In Detroit, a New York Gallerist Opens a Shuttered Church to New Possibilities
In 2014, Paul Johnson of New York’s Johnson Trading Gallery acquired a rare real estate gem: Detroit’s 1925 Woods Cathedral, a 50,000-square-foot building that had retained the beautiful ornate details of its Gothic archways, stained-glass windows, and religious murals. It was also roofless, semi-flooded, and completely stripped of its metal parts. Johnson found the church online at the Wayne County tax foreclosure auction (where prices for entire homes start at as little as $500), and bought it for the bargain price of $6,700.
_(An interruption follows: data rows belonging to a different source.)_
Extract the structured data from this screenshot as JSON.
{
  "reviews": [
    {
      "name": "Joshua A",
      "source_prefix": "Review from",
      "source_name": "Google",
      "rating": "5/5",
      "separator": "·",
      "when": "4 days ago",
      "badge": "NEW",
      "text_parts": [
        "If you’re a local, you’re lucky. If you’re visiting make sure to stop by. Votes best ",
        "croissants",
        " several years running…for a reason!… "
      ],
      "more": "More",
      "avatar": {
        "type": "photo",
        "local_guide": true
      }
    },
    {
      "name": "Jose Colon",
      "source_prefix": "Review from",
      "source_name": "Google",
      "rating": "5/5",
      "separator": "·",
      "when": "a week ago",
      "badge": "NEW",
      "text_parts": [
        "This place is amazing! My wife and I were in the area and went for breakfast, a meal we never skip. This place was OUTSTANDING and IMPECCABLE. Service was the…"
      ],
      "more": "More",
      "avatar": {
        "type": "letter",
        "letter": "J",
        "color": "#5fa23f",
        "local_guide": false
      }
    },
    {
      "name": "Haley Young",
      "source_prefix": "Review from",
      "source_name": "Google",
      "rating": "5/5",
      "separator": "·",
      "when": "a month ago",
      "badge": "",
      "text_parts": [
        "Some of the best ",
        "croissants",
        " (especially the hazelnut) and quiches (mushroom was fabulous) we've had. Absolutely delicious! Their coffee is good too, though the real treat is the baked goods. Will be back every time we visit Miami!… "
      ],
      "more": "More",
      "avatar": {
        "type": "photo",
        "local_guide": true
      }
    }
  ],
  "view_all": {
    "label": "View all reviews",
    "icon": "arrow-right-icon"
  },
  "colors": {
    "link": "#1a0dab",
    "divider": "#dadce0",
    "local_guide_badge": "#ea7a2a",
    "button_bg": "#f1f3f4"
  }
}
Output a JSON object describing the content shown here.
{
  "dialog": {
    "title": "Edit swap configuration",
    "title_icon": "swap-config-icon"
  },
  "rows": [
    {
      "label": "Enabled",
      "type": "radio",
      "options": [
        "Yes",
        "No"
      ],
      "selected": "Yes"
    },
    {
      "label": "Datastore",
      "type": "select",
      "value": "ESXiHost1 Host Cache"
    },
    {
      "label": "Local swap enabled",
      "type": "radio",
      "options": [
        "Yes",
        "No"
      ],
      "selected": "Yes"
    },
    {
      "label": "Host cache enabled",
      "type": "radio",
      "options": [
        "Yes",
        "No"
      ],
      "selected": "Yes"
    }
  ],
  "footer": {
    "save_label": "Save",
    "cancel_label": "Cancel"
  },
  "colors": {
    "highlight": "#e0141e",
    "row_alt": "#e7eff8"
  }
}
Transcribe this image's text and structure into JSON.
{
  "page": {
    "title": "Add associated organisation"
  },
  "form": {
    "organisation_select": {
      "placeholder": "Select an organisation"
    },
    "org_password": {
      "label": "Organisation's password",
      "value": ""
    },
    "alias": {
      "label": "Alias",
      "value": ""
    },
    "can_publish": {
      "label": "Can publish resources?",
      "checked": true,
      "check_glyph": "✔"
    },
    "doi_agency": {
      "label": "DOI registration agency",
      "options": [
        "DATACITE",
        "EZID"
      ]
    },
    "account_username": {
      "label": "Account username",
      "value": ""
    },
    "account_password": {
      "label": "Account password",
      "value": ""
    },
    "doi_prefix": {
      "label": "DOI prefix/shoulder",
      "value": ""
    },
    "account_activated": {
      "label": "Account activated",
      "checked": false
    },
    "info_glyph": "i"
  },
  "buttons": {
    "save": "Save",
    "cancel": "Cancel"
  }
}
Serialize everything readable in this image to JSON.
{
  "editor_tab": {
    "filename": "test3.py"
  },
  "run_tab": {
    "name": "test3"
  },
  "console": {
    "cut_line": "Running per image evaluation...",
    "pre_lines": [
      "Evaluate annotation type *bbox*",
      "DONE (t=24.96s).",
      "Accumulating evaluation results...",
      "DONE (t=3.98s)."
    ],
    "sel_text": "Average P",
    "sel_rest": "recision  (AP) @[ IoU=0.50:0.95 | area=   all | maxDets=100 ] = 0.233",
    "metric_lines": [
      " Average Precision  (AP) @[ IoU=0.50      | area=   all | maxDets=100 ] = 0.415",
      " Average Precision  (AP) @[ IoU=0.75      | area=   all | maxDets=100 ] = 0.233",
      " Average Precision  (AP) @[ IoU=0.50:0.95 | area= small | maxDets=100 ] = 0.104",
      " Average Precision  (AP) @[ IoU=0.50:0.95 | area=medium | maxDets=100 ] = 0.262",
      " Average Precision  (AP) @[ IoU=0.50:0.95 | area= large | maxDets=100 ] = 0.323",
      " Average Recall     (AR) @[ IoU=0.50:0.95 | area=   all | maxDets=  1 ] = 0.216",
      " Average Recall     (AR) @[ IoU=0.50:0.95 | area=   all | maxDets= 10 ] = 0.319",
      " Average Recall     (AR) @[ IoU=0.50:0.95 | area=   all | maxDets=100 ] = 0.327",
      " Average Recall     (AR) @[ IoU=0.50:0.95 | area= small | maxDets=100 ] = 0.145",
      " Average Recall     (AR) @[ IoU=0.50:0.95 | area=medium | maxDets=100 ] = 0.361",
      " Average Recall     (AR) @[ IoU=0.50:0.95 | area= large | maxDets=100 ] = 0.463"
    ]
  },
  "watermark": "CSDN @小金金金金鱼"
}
In June, following two years and approximately $250,000 in renovations—scraping, painting, electrical installation, and plumbing—Johnson reopens the former church as JTG Detroit Project, a nebulous cultural space that will launch with a group exhibition organized by L.A. gallery Moran Bondaroff. “We’ve got the main cathedral room in a good enough condition where we can host the first show,” says Johnson, although “the rest of the building still needs work”—namely, new roofs and new drains.
It’s a scenario that follows a now-typical art-world model: A derelict space is acquired, refurbished, and transformed into a space to make and showcase art. What’s atypical, however, is JTG Detroit Project’s location in a city that for decades has suffered under steep economic decline. Johnson’s interest in Detroit began through his representation of two local designers, Cranbrook Academy of Art graduates Chris Schanck and Jack Craig—the latter now uses a room in the cathedral as his studio.
The church had landed on the auction block, alongside some 24,000 other properties seized in and around Detroit, after a tumultuous history. Originally the home of Visitation Catholic Church, the building, designed by local architects Carey & Esselstyn, changed hands as the white population of Detroit precipitously dropped. In 1983, it was acquired by the Woods Cathedral Church of God in Christ, a congregation of the black Pentecostal movement that stopped submitting its annual report to the city sometime between 2006 and 2008. Around this time, the copper in the roof was stripped and sold as scrap metal, and the church became a temporary destination in Detroit’s underground rave scene. In 2012, the church was the site of a clandestine installation by Los Angeles artists Revok and Jim Darling, who built a sort of altar of urban refuse, a beautifully symmetrical assemblage of broken TVs, sofas, and pews that they titled Sunday Mass.
With its abundance of real estate at absurdly low prices, Detroit has been a locus for young artists. “Let’s say 10 years ago, kids who went to school around here realized that they could live very cheap, start their own businesses, and buy their own buildings,” says Johnson. “Because it didn’t cost a lot to survive, they could produce work here.”
What’s less clear is how the presence of artists will affect, or even benefit Detroit. (The five days of theorizing potential methods of urban revitalization that took place there during Ideas City in April proved inconclusive.) Apart from “bringing more people in,” Johnson set no clear plan for the Detroit space, a completely separate entity from his art and design gallery in New York—yet he has also acquired another property, a former mechanic shop.
Moran Bondaroff is also reticent to say how its own presence in Detroit fits into the city’s bigger picture. On June 2nd, the gallery opens the first stop of its new itinerant residency program at JTG Detroit Project. Titled “War Games,” the group exhibition curated by Benjamin Godsill, formerly of Phillips and the New Museum, is based on the use of contemporary technology and features work by Simon Denny, Yngve Holen, Haley Mellin, and nine others. “The exhibition would work in L.A., in New York, in Detroit, or in Texas,” says gallery co-founder Al Moran. “We’re not making a statement about a city that we have very little experience in; we’re very conscious of the fact that we’re not from Detroit, and so we won’t be taking liberties that aren’t ours to take.”
Moran Bondaroff’s residency will last for one year, and will include a project with Anders Ruhwald, the head of Cranbrook’s ceramics department. Beyond that, the JTG Project website is currently soliciting “interested parties that have unique vision,” whether that vision is in “real estate, art, design, food, film, fashion, [or] entertainment.” Who these partners will be is just as uncertain as the audience these art spaces will attract, and what the space will contribute to Detroit. Both the city and the gallerists will have to wait and see.